Lev Parnas, a former associate of then-President Donald Trump’s personal lawyer Rudy Giuliani. Photo: Stefani Reynolds/Bloomberg via Getty Images

Florida businessman Lev Parnas was convicted Friday on charges of conspiracy to make foreign contributions to political campaigns, Politico reports.

Why it matters: Prosecutors said Parnas, then an associate of former President Donald Trump's personal lawyer Rudy Giuliani, funneled over $150,000 from a Russian businessman into U.S. campaigns as part of an effort to land licenses in the U.S.'s legal cannabis industry.

Editor's note: This story is developing and will be updated.

Supreme Court agrees to hear challenges to Texas abortion law

Photo: Saul Loeb/AFP via Getty Images

The Supreme Court on Friday agreed to hear two cases challenging Texas' abortion law, which bans the procedure as soon as six weeks into pregnancy, but left the law in place in the meantime.

Why it matters: The court is moving extraordinarily fast on the Texas cases, compressing into just a few days a process that normally takes months.

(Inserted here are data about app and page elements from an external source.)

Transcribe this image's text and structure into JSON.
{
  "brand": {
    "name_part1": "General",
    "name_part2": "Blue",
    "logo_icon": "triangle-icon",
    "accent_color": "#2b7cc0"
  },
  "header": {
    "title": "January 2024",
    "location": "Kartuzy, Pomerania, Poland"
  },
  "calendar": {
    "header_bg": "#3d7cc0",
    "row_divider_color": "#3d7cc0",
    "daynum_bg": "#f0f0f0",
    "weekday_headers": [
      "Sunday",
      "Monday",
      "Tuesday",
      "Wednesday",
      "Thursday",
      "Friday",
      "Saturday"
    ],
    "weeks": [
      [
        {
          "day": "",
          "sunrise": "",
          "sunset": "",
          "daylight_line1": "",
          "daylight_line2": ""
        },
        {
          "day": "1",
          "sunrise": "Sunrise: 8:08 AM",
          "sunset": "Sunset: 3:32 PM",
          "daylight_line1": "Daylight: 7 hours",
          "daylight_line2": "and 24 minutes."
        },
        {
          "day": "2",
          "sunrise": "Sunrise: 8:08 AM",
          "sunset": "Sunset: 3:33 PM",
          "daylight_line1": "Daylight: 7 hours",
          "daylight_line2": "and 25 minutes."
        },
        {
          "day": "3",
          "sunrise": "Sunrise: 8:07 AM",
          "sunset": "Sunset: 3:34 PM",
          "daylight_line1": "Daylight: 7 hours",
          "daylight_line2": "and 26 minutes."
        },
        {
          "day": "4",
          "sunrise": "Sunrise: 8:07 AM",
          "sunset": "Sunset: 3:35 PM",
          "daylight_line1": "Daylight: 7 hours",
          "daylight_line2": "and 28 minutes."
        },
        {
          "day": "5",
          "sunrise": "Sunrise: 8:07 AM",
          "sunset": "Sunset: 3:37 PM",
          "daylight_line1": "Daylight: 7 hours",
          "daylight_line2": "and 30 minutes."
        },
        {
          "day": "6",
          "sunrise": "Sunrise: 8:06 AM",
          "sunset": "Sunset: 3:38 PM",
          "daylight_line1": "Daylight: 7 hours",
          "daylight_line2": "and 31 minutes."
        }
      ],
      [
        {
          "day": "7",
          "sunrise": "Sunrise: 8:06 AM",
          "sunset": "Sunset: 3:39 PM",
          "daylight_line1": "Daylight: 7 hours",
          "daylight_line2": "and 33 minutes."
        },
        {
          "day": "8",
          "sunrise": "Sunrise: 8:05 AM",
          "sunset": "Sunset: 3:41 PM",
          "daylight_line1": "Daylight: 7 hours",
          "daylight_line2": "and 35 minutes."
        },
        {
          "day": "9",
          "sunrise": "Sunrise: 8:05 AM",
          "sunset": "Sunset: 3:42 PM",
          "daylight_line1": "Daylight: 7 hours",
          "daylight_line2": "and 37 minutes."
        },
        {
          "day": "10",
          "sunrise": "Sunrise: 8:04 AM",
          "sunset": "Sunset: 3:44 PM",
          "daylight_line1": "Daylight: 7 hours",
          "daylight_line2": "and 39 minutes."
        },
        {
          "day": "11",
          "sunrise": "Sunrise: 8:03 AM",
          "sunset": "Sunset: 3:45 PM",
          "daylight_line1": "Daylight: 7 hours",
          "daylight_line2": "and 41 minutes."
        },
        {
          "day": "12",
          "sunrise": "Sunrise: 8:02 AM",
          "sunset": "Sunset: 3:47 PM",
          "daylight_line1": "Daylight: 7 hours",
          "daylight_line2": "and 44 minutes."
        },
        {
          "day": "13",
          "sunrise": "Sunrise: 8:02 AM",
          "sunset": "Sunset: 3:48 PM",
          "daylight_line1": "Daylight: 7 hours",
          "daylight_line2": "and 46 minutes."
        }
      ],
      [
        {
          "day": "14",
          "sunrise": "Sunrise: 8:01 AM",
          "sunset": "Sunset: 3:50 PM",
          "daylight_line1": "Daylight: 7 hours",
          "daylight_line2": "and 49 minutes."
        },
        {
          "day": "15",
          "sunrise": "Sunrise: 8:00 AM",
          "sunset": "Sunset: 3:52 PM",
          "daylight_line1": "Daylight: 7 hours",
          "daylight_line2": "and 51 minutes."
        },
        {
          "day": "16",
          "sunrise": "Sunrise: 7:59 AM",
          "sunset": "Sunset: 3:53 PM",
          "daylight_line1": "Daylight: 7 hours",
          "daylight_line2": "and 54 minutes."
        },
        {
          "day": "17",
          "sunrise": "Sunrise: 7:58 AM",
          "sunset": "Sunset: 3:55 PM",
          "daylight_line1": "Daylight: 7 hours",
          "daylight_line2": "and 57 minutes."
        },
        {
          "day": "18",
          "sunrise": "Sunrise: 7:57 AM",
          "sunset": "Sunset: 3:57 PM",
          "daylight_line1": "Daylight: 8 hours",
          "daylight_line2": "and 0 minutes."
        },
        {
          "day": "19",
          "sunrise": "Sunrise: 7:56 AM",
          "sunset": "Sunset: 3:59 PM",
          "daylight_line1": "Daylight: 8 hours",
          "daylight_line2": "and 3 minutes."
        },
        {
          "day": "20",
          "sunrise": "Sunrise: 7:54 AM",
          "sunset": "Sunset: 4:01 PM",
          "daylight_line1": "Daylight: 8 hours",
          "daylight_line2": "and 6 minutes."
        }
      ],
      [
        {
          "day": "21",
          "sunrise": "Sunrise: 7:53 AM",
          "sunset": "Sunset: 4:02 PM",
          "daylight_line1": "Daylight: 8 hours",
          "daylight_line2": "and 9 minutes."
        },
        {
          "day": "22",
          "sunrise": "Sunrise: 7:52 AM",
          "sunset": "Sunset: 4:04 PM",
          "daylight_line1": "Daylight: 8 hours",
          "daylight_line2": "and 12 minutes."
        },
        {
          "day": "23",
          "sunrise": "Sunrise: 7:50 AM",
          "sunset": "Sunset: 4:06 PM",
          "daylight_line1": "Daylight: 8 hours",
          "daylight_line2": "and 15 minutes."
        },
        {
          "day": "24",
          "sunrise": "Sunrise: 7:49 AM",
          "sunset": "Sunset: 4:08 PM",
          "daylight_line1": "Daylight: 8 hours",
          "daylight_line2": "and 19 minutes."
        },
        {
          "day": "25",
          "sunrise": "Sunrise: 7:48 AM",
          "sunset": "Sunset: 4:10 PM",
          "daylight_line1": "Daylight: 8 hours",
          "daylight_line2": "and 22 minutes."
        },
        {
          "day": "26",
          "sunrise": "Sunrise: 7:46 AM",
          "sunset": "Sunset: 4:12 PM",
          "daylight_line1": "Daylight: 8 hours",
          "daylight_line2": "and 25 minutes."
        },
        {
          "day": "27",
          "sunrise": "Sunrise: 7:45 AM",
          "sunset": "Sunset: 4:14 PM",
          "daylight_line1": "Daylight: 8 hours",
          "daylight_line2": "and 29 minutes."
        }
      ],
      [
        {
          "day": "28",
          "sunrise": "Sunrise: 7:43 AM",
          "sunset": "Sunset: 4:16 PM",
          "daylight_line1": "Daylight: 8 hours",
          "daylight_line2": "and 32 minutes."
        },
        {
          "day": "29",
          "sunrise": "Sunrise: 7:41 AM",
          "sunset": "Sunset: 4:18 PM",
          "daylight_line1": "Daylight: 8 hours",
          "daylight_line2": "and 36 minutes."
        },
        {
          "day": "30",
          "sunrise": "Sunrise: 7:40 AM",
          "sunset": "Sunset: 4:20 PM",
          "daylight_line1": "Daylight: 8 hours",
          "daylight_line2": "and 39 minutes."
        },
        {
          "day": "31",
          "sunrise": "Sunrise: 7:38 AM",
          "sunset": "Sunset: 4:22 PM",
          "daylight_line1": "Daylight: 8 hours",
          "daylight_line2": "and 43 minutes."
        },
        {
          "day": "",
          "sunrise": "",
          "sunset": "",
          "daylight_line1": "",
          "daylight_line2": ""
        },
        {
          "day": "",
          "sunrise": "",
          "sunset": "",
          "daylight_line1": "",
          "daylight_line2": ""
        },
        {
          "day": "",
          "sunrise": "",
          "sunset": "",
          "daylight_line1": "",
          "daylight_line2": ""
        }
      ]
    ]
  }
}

And that schedule means the court will take up Texas' ban a month before it hears another major abortion case — a challenge to Mississippi's own 2018 ban on abortions after 15 weeks.

Officials warn 5 key tech sectors will determine whether China overtakes U.S.

Illustration: Aïda Amer/Axios

U.S. intelligence officials responsible for protecting advanced technologies have narrowed their focus to five key sectors: artificial intelligence, quantum computing, biotechnology, semiconductors and autonomous systems.

Why it matters: China and Russia are employing a variety of legal and illegal methods to undermine and overtake U.S. dominance in these critical industries, officials warned in a new paper. Their success will determine "whether America remains the world’s leading superpower or is eclipsed by strategic competitors."